Filter these entries down to the lines that hold the word "level", and show each of them.

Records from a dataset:
>>>
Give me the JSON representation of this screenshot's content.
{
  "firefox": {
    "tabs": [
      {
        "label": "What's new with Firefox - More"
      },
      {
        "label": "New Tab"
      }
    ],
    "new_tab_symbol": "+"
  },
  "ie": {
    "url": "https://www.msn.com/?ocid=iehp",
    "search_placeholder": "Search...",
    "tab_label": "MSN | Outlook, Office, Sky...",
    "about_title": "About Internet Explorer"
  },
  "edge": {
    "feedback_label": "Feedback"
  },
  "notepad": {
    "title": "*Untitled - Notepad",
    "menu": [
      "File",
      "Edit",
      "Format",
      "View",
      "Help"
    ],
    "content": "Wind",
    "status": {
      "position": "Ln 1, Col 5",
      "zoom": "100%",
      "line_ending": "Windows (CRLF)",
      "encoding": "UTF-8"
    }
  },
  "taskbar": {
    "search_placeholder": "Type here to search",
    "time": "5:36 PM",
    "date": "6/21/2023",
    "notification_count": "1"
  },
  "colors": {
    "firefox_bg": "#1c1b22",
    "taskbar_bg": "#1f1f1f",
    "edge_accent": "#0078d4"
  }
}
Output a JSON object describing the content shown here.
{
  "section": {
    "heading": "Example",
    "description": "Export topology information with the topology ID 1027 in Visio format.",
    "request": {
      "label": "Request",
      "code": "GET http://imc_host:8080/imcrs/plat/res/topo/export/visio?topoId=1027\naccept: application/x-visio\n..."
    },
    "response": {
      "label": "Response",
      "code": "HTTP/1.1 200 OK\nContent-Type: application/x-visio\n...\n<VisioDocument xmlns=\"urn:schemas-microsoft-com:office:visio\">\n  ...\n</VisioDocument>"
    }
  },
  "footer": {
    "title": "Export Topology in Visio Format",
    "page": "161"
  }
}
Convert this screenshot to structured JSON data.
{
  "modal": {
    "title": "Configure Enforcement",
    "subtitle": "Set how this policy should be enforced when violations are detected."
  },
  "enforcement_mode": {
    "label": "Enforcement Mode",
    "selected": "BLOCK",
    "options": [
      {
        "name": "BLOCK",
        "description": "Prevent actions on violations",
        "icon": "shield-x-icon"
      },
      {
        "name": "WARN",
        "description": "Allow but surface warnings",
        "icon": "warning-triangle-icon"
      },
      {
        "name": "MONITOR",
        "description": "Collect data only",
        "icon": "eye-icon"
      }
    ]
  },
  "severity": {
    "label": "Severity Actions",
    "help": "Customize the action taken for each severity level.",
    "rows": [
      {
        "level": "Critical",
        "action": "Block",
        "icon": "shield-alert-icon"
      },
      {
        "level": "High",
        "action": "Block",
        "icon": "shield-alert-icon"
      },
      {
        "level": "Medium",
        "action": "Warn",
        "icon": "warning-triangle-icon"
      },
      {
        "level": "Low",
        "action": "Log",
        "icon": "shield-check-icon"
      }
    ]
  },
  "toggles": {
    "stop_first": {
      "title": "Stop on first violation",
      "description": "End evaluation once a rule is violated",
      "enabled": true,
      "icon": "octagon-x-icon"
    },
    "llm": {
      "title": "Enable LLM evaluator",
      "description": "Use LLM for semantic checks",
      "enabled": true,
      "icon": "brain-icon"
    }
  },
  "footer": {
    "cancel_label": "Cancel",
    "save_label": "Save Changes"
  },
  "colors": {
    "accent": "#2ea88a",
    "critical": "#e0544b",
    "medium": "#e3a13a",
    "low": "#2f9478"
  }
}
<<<
■ RESPONSE BOX ■
    "help": "Customize the action taken for each severity level.",
        "level": "Critical",
        "level": "High",
        "level": "Medium",
        "level": "Low",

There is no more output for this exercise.